The 1963 American Football League season was the fourth regular season of the American Football League (AFL).
The season ended when the San Diego Chargers defeated the Boston Patriots in the AFL championship game – to this date the only major league championship won by the Chargers and the city of San Diego.
The original eight franchises of 1960 remained, but two underwent name changes, with one relocating. The Titans of New York changed their team colors and were renamed the New York Jets; the defending AFL champion Dallas Texans moved north to Missouri and became the Kansas City Chiefs.
As with the previous three seasons, the AFL had 8 teams, split into two divisions. Every team played two games against the others for a total of 14 games, and the division winners met in the AFL championship game. If there was tie in the standings, a playoff was held to determine the division winner. San Diego led the Western Division for the entire season, with the Oakland Raiders following one game behind from Week Eight onward. The Raiders had started at 2–0, then lost four straight, then began a winning streak.

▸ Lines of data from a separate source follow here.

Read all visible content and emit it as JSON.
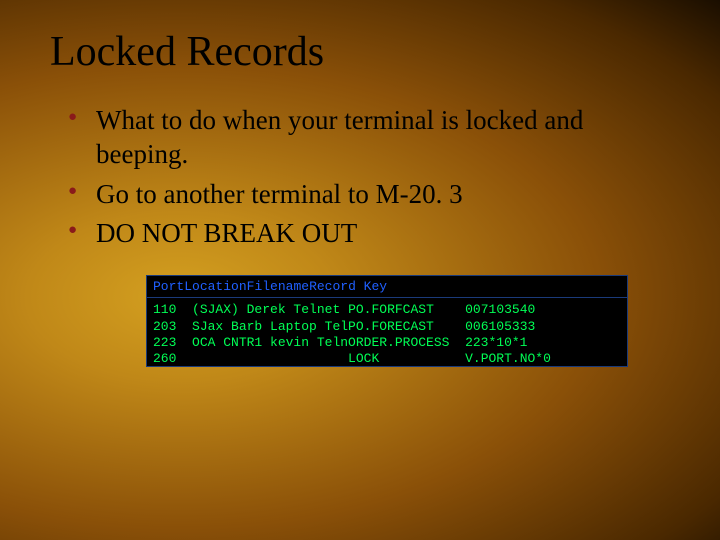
{
  "title": "Locked Records",
  "bullets": [
    "What to do when your terminal is locked and beeping.",
    "Go to another terminal to M-20. 3",
    "DO NOT BREAK OUT"
  ],
  "terminal": {
    "headers": {
      "port": "Port",
      "location": "Location",
      "filename": "Filename",
      "record_key": "Record Key"
    },
    "rows": [
      {
        "port": "110",
        "location": "(SJAX) Derek Telnet",
        "filename": "PO.FORFCAST",
        "record_key": "007103540"
      },
      {
        "port": "203",
        "location": "SJax Barb Laptop Tel",
        "filename": "PO.FORECAST",
        "record_key": "006105333"
      },
      {
        "port": "223",
        "location": "OCA CNTR1 kevin Teln",
        "filename": "ORDER.PROCESS",
        "record_key": "223*10*1"
      },
      {
        "port": "260",
        "location": "",
        "filename": "LOCK",
        "record_key": "V.PORT.NO*0"
      }
    ]
  }
}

Starting from a 2–4 handicap was insurmountable, and although Oakland beat San Diego twice (34–33 on October 27, and 41–27 on December 8), they were unable to catch up.
The Eastern race changed in Week Seven, after the Jets lost to Oakland, 49–26, and the Patriots and Houston Oilers tied at 4–3–0 for the lead. Houston, winner of the first three Eastern titles, pulled ahead the next week, and Boston beat them 45–3 the week after that; the next week, Boston lost 7–6 to San Diego, while Houston beat the Jets 31–27 to pull ahead again. Two weeks later (Week Twelve), San Diego beat Houston 27–0, while Boston led again after a 17–7 win over the Buffalo Bills. In Week Thirteen, Boston was at 7–5–1, and Buffalo and Houston right behind. In the final week, spoiler San Diego took out Houston, 20–14. Buffalo won 19–10 over the Jets, while Boston lost 35–3 at Kansas City, giving the Bills and Pats records of 7–6–1 and forcing a playoff.
The season schedule itself was pushed back a week from what was originally planned, owing to the assassination of President Kennedy, which resulted in the AFL moving games from that weekend (i.e., the weekend of November 23–24) to the weekend of December 21–22. Since only three games had been scheduled, with Boston and Buffalo both having a bye, it meant that the Patriots and Bills finished their regular schedule on Saturday, December 14, a week before the league's other six teams did. Consequently, the Patriots and Bills could have played their tiebreaker playoff on December 22, potentially leaving the AFL Championship Game for the next weekend (the originally scheduled date), since they knew after games of December 15 that they and they alone had tied for the division title. However, the Western Division race had not yet been decided and Chargers and Raiders owners Barron Hilton and Al Davis respectively objected to playing the Eastern playoff "early" on the grounds that it would have given the Eastern winner an unfair advantage in terms of rest in case the Chargers and Raiders also had to play a tiebreaker. The Chargers won their last game and with it won the West outright, nevertheless the Bills-Patriots Eastern Division playoff was not played until after the following week on Saturday, December 28 (the day before the Chicago-New York NFL Championship Game). This meant that the Boston-San Diego championship game was not played until January 5, 1964. Thus was held the second professional playoff game ever held in January (with the AFL's first ever title playoff on January 1, 1961, being the only time before then that that had occurred). As it happened, the Patriots-Chargers playoff was also latest date on which a non-Super Bowl playoff game was ever held, and it retained that record until the AFC and NFC Championship Games of January 7, 1979. No 14-game season ever ended later.